A recent article in The National Review suggests that the current down turn in the real estate market is not nearly as alarming as pundits on national television would have us believe:

FINANCIAL markets gyrated wildly in August, in part because of concerns that the U.S. housing sector wouldbring the rest of the economy down. But markets were posi­tively sedate compared with many pundits, who look at the
U.S. housing sector and see Armageddon. columnist John Browne expressed a typical sentiment when he said, “The busting of the wildly inflated property boom will be like that of the collapse of the dot com boom. . . . We feel the real estate bust will spread into the general economy and other assets including the stock market”.

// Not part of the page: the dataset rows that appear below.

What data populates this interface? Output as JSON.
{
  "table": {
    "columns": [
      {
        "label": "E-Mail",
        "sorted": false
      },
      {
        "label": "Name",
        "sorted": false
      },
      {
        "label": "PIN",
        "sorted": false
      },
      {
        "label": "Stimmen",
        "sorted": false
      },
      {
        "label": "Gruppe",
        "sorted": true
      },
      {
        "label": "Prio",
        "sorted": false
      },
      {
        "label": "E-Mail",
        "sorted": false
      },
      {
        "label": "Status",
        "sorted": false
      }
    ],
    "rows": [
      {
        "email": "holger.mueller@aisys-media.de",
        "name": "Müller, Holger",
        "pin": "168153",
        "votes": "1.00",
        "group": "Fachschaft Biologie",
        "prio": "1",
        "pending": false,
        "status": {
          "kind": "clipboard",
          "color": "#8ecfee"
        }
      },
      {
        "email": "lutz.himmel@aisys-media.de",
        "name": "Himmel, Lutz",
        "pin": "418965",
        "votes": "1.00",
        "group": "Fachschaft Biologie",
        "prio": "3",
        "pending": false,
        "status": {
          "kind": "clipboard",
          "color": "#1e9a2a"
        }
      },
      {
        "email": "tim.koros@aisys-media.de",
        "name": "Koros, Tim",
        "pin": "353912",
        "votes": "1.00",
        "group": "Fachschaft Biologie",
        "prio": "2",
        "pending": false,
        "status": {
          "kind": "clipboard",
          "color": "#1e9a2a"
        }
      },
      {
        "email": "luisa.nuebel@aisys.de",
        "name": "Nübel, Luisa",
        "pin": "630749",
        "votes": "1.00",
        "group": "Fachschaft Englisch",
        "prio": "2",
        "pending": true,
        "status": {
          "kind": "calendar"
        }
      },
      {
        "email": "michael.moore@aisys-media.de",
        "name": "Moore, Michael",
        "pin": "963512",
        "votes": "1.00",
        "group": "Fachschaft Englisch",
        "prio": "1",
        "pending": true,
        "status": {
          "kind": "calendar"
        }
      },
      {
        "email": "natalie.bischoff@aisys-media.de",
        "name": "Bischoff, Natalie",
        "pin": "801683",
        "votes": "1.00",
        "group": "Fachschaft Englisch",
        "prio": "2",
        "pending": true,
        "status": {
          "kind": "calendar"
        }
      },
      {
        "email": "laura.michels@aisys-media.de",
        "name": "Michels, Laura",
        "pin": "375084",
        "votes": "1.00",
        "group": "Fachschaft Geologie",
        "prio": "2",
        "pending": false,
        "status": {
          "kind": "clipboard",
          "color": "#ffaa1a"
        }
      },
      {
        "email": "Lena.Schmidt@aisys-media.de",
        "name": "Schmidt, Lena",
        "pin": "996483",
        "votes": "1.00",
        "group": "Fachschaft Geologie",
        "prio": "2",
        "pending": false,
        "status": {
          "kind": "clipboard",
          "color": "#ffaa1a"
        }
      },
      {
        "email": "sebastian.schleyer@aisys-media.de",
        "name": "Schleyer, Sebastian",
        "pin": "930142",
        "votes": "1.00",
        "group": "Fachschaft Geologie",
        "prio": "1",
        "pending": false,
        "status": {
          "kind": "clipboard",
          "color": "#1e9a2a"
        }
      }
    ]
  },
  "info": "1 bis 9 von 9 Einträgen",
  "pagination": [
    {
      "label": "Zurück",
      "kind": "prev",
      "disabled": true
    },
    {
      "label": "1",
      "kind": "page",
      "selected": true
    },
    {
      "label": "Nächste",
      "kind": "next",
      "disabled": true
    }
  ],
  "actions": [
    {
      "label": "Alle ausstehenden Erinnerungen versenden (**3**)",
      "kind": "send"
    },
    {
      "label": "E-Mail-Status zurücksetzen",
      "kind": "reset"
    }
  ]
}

Turn on a cable-news channel and listen to an economics discussion, and you get the distinct impression that housing activity in the U.S. has just gone through an unprecedented and irrational boom. The morality tale is cited as proof that markets do not work, and that new and intrusive government regulation is needed.A look at the data, however, tells a markedly different story.    By the standards of past booms and busts, the current episode looks tame. By this measure, the boom was not nearly as high as past indiscre­tions, and the bust has already reversed it.Indeed, a simple, rational, free-market story explains the cur­rent housing mess. The Federal Reserve kept interest rates very low as the economy recovered slowly from the last recession. Those low rates boosted housing activity. When rates were lift­ed as the economy finally took off, housing activity fell back..Simple and straightforward economics explains price movements as well. When interest rates were very low, buy­ers flocked into the housing market looking for homes. All of that extra demand drove up prices of the existing housing stock. Home builders responded to the higher prices by building new homes. When enough of those were finished, it put downward pressure on prices because of the increase in supply.Of course, there have been excesses. But the market is deal­ing well with them. Those who made imprudent loans havelost a lot of money, and will not be around to lend again the next time the housing market takes off Prudent lenders will survive, and will finance the next takeoff. Which, the datasuggest, might not be that far away. By KEVIN A. HASSETT